_Records shown_
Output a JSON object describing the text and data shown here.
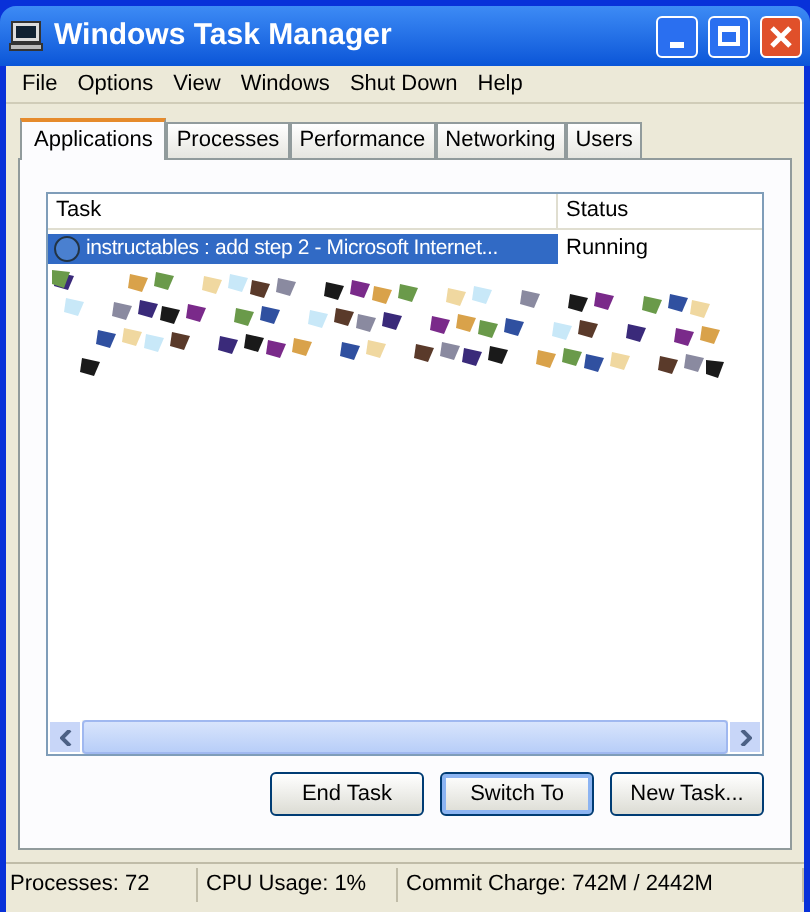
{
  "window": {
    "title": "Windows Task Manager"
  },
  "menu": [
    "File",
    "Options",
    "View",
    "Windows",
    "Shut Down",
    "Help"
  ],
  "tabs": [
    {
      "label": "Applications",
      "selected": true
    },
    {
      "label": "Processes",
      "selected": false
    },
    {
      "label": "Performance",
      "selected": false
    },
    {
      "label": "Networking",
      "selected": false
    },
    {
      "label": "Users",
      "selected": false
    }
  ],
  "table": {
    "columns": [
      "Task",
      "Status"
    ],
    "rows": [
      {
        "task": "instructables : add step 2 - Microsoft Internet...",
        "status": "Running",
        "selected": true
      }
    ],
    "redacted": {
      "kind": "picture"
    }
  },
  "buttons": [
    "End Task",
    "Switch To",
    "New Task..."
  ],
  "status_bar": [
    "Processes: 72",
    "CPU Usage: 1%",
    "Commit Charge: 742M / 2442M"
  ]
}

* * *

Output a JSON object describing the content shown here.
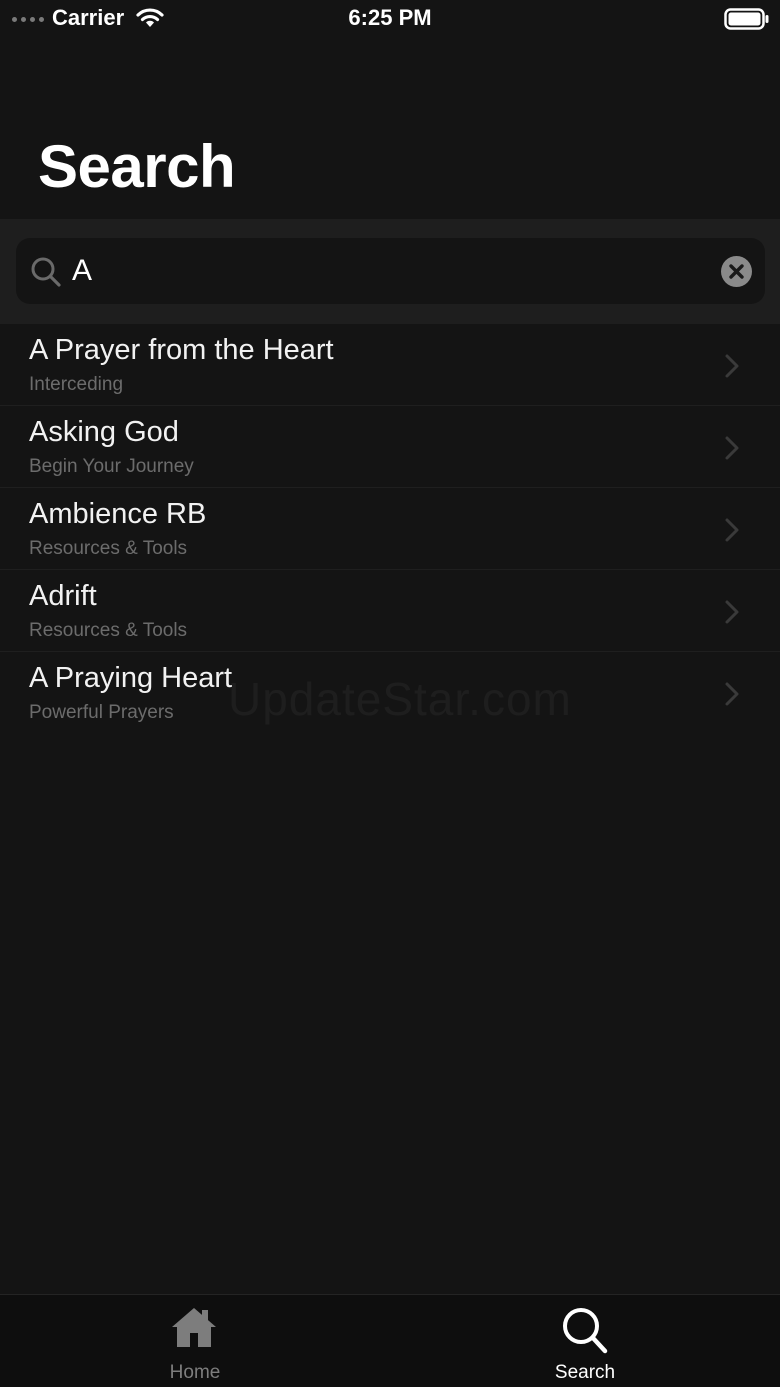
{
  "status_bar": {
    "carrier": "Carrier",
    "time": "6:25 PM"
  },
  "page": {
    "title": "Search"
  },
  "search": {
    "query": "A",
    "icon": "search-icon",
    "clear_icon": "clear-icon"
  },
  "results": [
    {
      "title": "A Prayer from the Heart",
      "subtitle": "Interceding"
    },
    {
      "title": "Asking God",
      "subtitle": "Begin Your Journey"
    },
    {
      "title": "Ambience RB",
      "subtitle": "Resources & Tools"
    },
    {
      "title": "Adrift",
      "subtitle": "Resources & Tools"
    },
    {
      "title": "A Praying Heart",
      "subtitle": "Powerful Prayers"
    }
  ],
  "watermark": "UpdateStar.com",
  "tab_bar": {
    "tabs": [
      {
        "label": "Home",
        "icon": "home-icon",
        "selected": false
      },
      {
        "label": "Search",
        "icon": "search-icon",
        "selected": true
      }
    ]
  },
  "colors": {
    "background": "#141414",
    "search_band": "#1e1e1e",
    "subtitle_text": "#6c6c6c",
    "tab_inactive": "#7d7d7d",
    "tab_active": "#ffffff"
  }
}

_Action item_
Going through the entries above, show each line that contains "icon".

_Problem solution_
    "icon": "search-icon",
    "clear_icon": "clear-icon"
        "icon": "home-icon",
        "icon": "search-icon",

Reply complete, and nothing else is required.